(EXERCISE DESCRIPTION)
Which lines below include "icon"? Copy them all.

----

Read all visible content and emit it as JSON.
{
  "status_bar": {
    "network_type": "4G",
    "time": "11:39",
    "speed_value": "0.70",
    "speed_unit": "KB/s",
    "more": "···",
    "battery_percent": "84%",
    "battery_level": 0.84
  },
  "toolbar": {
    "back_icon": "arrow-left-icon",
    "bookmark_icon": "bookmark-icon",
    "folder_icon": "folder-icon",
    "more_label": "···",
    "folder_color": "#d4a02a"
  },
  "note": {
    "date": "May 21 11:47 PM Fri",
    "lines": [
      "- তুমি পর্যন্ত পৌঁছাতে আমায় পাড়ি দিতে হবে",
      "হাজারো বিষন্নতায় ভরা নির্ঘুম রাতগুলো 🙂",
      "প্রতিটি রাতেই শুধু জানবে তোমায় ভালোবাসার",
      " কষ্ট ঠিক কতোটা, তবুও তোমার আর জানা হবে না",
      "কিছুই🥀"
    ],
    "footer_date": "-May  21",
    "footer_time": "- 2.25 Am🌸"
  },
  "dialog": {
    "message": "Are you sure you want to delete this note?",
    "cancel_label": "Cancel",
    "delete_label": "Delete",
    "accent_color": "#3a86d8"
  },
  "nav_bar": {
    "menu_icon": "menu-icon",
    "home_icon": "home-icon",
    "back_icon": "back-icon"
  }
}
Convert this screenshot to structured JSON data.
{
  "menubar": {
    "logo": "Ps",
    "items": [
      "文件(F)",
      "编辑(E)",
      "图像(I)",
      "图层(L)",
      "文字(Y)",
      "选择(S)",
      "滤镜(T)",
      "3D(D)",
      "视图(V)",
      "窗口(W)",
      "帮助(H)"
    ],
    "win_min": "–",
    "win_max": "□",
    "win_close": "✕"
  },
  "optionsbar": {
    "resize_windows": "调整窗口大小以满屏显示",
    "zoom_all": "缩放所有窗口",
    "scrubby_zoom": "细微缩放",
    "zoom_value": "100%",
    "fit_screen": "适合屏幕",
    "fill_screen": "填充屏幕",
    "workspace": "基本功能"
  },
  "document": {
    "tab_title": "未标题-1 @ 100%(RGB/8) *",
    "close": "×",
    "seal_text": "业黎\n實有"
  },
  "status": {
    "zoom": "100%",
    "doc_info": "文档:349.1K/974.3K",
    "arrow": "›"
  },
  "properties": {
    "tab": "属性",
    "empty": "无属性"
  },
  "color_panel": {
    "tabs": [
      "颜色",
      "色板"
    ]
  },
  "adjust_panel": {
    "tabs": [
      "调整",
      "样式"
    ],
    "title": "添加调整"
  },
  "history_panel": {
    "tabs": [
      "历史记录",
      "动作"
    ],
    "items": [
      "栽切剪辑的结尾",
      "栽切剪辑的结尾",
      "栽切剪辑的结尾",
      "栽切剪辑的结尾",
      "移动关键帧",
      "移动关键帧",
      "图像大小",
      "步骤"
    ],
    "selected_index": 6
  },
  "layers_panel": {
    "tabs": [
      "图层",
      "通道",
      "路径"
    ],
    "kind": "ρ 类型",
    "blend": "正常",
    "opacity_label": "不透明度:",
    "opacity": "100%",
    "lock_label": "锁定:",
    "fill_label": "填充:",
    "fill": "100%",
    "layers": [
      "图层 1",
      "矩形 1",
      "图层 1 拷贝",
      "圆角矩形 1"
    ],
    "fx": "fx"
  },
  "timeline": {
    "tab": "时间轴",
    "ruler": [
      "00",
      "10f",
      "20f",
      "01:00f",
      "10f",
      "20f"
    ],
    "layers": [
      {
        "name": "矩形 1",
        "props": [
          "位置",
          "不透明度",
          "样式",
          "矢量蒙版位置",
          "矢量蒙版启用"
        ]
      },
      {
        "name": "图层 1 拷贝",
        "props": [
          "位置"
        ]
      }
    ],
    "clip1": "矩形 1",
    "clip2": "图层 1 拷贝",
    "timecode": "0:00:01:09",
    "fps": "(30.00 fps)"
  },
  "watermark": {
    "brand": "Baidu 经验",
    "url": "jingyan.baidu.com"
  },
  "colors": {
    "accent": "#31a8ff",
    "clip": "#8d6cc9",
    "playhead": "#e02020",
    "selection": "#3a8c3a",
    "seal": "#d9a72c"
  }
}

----

(OUTPUT)
    "back_icon": "arrow-left-icon",
    "bookmark_icon": "bookmark-icon",
    "folder_icon": "folder-icon",
    "menu_icon": "menu-icon",
    "home_icon": "home-icon",
    "back_icon": "back-icon"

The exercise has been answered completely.